About this task
Output the data once more, exactly as given.

Web page and app entries

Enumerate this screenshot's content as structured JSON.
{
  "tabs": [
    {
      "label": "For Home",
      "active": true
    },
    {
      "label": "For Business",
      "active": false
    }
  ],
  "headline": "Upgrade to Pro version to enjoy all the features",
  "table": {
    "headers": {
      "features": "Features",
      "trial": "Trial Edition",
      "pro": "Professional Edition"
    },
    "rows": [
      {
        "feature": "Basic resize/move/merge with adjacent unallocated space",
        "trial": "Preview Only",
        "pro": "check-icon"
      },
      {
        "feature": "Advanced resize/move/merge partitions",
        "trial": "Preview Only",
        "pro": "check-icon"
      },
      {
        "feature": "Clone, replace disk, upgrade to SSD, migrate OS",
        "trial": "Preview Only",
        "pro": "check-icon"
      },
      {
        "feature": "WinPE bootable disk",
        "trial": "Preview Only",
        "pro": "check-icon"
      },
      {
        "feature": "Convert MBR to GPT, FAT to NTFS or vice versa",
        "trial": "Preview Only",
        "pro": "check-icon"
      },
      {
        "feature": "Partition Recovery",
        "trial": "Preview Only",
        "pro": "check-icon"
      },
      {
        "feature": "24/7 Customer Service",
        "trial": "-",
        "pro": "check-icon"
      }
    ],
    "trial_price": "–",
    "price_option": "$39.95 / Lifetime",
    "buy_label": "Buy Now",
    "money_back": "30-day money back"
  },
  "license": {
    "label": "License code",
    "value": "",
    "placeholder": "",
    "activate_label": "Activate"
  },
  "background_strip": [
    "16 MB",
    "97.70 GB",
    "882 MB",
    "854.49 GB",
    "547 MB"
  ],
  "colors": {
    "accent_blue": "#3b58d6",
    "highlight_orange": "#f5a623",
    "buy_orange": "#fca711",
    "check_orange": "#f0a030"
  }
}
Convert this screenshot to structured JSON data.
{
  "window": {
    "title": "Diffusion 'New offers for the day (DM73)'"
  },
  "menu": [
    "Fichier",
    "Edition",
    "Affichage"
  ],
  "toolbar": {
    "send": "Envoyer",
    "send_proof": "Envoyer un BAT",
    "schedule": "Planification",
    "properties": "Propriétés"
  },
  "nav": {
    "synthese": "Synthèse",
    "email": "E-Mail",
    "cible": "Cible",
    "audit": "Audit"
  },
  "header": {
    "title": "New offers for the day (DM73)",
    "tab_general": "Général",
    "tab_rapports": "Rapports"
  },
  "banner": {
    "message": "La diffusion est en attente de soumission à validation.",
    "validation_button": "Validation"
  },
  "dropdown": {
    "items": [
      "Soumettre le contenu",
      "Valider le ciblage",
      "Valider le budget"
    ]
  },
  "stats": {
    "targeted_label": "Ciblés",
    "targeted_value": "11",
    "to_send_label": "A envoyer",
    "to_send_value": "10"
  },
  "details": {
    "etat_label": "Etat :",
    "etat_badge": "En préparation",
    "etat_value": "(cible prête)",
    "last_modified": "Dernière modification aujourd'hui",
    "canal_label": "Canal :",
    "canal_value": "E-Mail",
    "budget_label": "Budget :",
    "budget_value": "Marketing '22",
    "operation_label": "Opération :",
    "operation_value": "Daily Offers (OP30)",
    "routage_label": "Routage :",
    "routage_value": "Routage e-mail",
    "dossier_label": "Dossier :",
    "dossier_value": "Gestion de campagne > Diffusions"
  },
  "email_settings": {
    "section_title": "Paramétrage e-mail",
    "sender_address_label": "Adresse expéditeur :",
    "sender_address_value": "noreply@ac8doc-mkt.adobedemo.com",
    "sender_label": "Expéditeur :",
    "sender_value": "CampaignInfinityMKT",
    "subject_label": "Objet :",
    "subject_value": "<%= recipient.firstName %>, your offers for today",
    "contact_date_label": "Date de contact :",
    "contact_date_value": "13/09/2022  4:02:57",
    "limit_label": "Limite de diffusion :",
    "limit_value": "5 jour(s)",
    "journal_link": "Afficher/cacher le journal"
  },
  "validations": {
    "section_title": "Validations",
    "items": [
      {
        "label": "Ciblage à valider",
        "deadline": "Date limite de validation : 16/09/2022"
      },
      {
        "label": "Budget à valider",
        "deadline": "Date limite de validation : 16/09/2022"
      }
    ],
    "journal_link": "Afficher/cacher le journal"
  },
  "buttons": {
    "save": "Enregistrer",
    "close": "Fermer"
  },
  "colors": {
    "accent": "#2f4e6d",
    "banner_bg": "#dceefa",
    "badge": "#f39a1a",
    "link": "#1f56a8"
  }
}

Response for this exercise
Enumerate this screenshot's content as structured JSON.
{
  "tabs": [
    {
      "label": "For Home",
      "active": true
    },
    {
      "label": "For Business",
      "active": false
    }
  ],
  "headline": "Upgrade to Pro version to enjoy all the features",
  "table": {
    "headers": {
      "features": "Features",
      "trial": "Trial Edition",
      "pro": "Professional Edition"
    },
    "rows": [
      {
        "feature": "Basic resize/move/merge with adjacent unallocated space",
        "trial": "Preview Only",
        "pro": "check-icon"
      },
      {
        "feature": "Advanced resize/move/merge partitions",
        "trial": "Preview Only",
        "pro": "check-icon"
      },
      {
        "feature": "Clone, replace disk, upgrade to SSD, migrate OS",
        "trial": "Preview Only",
        "pro": "check-icon"
      },
      {
        "feature": "WinPE bootable disk",
        "trial": "Preview Only",
        "pro": "check-icon"
      },
      {
        "feature": "Convert MBR to GPT, FAT to NTFS or vice versa",
        "trial": "Preview Only",
        "pro": "check-icon"
      },
      {
        "feature": "Partition Recovery",
        "trial": "Preview Only",
        "pro": "check-icon"
      },
      {
        "feature": "24/7 Customer Service",
        "trial": "-",
        "pro": "check-icon"
      }
    ],
    "trial_price": "–",
    "price_option": "$39.95 / Lifetime",
    "buy_label": "Buy Now",
    "money_back": "30-day money back"
  },
  "license": {
    "label": "License code",
    "value": "",
    "placeholder": "",
    "activate_label": "Activate"
  },
  "background_strip": [
    "16 MB",
    "97.70 GB",
    "882 MB",
    "854.49 GB",
    "547 MB"
  ],
  "colors": {
    "accent_blue": "#3b58d6",
    "highlight_orange": "#f5a623",
    "buy_orange": "#fca711",
    "check_orange": "#f0a030"
  }
}
Convert this screenshot to structured JSON data.
{
  "window": {
    "title": "Diffusion 'New offers for the day (DM73)'"
  },
  "menu": [
    "Fichier",
    "Edition",
    "Affichage"
  ],
  "toolbar": {
    "send": "Envoyer",
    "send_proof": "Envoyer un BAT",
    "schedule": "Planification",
    "properties": "Propriétés"
  },
  "nav": {
    "synthese": "Synthèse",
    "email": "E-Mail",
    "cible": "Cible",
    "audit": "Audit"
  },
  "header": {
    "title": "New offers for the day (DM73)",
    "tab_general": "Général",
    "tab_rapports": "Rapports"
  },
  "banner": {
    "message": "La diffusion est en attente de soumission à validation.",
    "validation_button": "Validation"
  },
  "dropdown": {
    "items": [
      "Soumettre le contenu",
      "Valider le ciblage",
      "Valider le budget"
    ]
  },
  "stats": {
    "targeted_label": "Ciblés",
    "targeted_value": "11",
    "to_send_label": "A envoyer",
    "to_send_value": "10"
  },
  "details": {
    "etat_label": "Etat :",
    "etat_badge": "En préparation",
    "etat_value": "(cible prête)",
    "last_modified": "Dernière modification aujourd'hui",
    "canal_label": "Canal :",
    "canal_value": "E-Mail",
    "budget_label": "Budget :",
    "budget_value": "Marketing '22",
    "operation_label": "Opération :",
    "operation_value": "Daily Offers (OP30)",
    "routage_label": "Routage :",
    "routage_value": "Routage e-mail",
    "dossier_label": "Dossier :",
    "dossier_value": "Gestion de campagne > Diffusions"
  },
  "email_settings": {
    "section_title": "Paramétrage e-mail",
    "sender_address_label": "Adresse expéditeur :",
    "sender_address_value": "noreply@ac8doc-mkt.adobedemo.com",
    "sender_label": "Expéditeur :",
    "sender_value": "CampaignInfinityMKT",
    "subject_label": "Objet :",
    "subject_value": "<%= recipient.firstName %>, your offers for today",
    "contact_date_label": "Date de contact :",
    "contact_date_value": "13/09/2022  4:02:57",
    "limit_label": "Limite de diffusion :",
    "limit_value": "5 jour(s)",
    "journal_link": "Afficher/cacher le journal"
  },
  "validations": {
    "section_title": "Validations",
    "items": [
      {
        "label": "Ciblage à valider",
        "deadline": "Date limite de validation : 16/09/2022"
      },
      {
        "label": "Budget à valider",
        "deadline": "Date limite de validation : 16/09/2022"
      }
    ],
    "journal_link": "Afficher/cacher le journal"
  },
  "buttons": {
    "save": "Enregistrer",
    "close": "Fermer"
  },
  "colors": {
    "accent": "#2f4e6d",
    "banner_bg": "#dceefa",
    "badge": "#f39a1a",
    "link": "#1f56a8"
  }
}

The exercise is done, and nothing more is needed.